→ **Exercise goal**:
In your answer, every line of the records should be written out exactly.

→ **Data records for software interfaces**:
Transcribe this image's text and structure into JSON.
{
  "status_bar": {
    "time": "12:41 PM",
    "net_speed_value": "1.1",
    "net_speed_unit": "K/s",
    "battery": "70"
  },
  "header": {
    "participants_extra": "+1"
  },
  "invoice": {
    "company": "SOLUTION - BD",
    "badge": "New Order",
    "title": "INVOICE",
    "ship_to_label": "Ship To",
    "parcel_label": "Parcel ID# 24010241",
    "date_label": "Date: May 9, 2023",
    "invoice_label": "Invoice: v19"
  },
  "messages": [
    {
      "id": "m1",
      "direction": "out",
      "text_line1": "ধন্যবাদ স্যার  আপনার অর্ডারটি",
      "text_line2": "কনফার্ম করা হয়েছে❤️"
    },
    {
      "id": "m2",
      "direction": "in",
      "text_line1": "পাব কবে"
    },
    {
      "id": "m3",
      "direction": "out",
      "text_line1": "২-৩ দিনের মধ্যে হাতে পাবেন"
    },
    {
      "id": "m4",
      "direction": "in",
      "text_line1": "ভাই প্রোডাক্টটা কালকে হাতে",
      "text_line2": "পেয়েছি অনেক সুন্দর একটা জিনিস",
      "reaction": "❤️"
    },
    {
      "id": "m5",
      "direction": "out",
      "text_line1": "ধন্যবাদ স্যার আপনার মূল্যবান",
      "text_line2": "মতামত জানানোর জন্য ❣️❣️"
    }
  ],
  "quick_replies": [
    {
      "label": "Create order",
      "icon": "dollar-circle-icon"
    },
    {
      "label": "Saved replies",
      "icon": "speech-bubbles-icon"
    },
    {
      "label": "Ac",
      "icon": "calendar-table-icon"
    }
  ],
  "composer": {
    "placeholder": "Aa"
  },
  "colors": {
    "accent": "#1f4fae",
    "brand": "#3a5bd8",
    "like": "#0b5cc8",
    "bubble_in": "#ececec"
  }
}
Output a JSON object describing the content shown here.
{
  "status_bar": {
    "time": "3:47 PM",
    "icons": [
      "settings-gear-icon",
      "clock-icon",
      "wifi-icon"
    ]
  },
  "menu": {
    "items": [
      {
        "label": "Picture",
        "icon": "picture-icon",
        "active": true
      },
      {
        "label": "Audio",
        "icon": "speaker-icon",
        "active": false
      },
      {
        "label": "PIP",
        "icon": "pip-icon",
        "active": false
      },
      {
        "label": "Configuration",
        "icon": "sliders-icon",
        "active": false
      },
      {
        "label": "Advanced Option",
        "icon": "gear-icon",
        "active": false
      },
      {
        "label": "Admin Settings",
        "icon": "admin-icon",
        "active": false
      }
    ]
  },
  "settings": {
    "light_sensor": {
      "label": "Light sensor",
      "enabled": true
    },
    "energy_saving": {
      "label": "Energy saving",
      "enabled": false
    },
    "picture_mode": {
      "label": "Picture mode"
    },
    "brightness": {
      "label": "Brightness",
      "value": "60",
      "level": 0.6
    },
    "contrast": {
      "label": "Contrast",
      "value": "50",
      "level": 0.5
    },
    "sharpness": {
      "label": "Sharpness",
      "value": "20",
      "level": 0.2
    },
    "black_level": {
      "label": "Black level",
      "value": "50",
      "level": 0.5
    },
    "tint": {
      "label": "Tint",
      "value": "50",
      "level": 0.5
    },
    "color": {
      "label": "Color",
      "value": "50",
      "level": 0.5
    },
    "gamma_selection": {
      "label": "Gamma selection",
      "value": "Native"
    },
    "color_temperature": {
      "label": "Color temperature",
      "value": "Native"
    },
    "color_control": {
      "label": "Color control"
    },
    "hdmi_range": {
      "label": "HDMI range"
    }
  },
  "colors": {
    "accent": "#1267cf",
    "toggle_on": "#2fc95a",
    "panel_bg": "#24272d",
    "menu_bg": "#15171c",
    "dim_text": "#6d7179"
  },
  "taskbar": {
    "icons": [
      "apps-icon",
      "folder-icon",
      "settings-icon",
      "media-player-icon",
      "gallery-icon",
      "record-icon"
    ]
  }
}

→ **Answer to this problem**:
Transcribe this image's text and structure into JSON.
{
  "status_bar": {
    "time": "12:41 PM",
    "net_speed_value": "1.1",
    "net_speed_unit": "K/s",
    "battery": "70"
  },
  "header": {
    "participants_extra": "+1"
  },
  "invoice": {
    "company": "SOLUTION - BD",
    "badge": "New Order",
    "title": "INVOICE",
    "ship_to_label": "Ship To",
    "parcel_label": "Parcel ID# 24010241",
    "date_label": "Date: May 9, 2023",
    "invoice_label": "Invoice: v19"
  },
  "messages": [
    {
      "id": "m1",
      "direction": "out",
      "text_line1": "ধন্যবাদ স্যার  আপনার অর্ডারটি",
      "text_line2": "কনফার্ম করা হয়েছে❤️"
    },
    {
      "id": "m2",
      "direction": "in",
      "text_line1": "পাব কবে"
    },
    {
      "id": "m3",
      "direction": "out",
      "text_line1": "২-৩ দিনের মধ্যে হাতে পাবেন"
    },
    {
      "id": "m4",
      "direction": "in",
      "text_line1": "ভাই প্রোডাক্টটা কালকে হাতে",
      "text_line2": "পেয়েছি অনেক সুন্দর একটা জিনিস",
      "reaction": "❤️"
    },
    {
      "id": "m5",
      "direction": "out",
      "text_line1": "ধন্যবাদ স্যার আপনার মূল্যবান",
      "text_line2": "মতামত জানানোর জন্য ❣️❣️"
    }
  ],
  "quick_replies": [
    {
      "label": "Create order",
      "icon": "dollar-circle-icon"
    },
    {
      "label": "Saved replies",
      "icon": "speech-bubbles-icon"
    },
    {
      "label": "Ac",
      "icon": "calendar-table-icon"
    }
  ],
  "composer": {
    "placeholder": "Aa"
  },
  "colors": {
    "accent": "#1f4fae",
    "brand": "#3a5bd8",
    "like": "#0b5cc8",
    "bubble_in": "#ececec"
  }
}
Output a JSON object describing the content shown here.
{
  "status_bar": {
    "time": "3:47 PM",
    "icons": [
      "settings-gear-icon",
      "clock-icon",
      "wifi-icon"
    ]
  },
  "menu": {
    "items": [
      {
        "label": "Picture",
        "icon": "picture-icon",
        "active": true
      },
      {
        "label": "Audio",
        "icon": "speaker-icon",
        "active": false
      },
      {
        "label": "PIP",
        "icon": "pip-icon",
        "active": false
      },
      {
        "label": "Configuration",
        "icon": "sliders-icon",
        "active": false
      },
      {
        "label": "Advanced Option",
        "icon": "gear-icon",
        "active": false
      },
      {
        "label": "Admin Settings",
        "icon": "admin-icon",
        "active": false
      }
    ]
  },
  "settings": {
    "light_sensor": {
      "label": "Light sensor",
      "enabled": true
    },
    "energy_saving": {
      "label": "Energy saving",
      "enabled": false
    },
    "picture_mode": {
      "label": "Picture mode"
    },
    "brightness": {
      "label": "Brightness",
      "value": "60",
      "level": 0.6
    },
    "contrast": {
      "label": "Contrast",
      "value": "50",
      "level": 0.5
    },
    "sharpness": {
      "label": "Sharpness",
      "value": "20",
      "level": 0.2
    },
    "black_level": {
      "label": "Black level",
      "value": "50",
      "level": 0.5
    },
    "tint": {
      "label": "Tint",
      "value": "50",
      "level": 0.5
    },
    "color": {
      "label": "Color",
      "value": "50",
      "level": 0.5
    },
    "gamma_selection": {
      "label": "Gamma selection",
      "value": "Native"
    },
    "color_temperature": {
      "label": "Color temperature",
      "value": "Native"
    },
    "color_control": {
      "label": "Color control"
    },
    "hdmi_range": {
      "label": "HDMI range"
    }
  },
  "colors": {
    "accent": "#1267cf",
    "toggle_on": "#2fc95a",
    "panel_bg": "#24272d",
    "menu_bg": "#15171c",
    "dim_text": "#6d7179"
  },
  "taskbar": {
    "icons": [
      "apps-icon",
      "folder-icon",
      "settings-icon",
      "media-player-icon",
      "gallery-icon",
      "record-icon"
    ]
  }
}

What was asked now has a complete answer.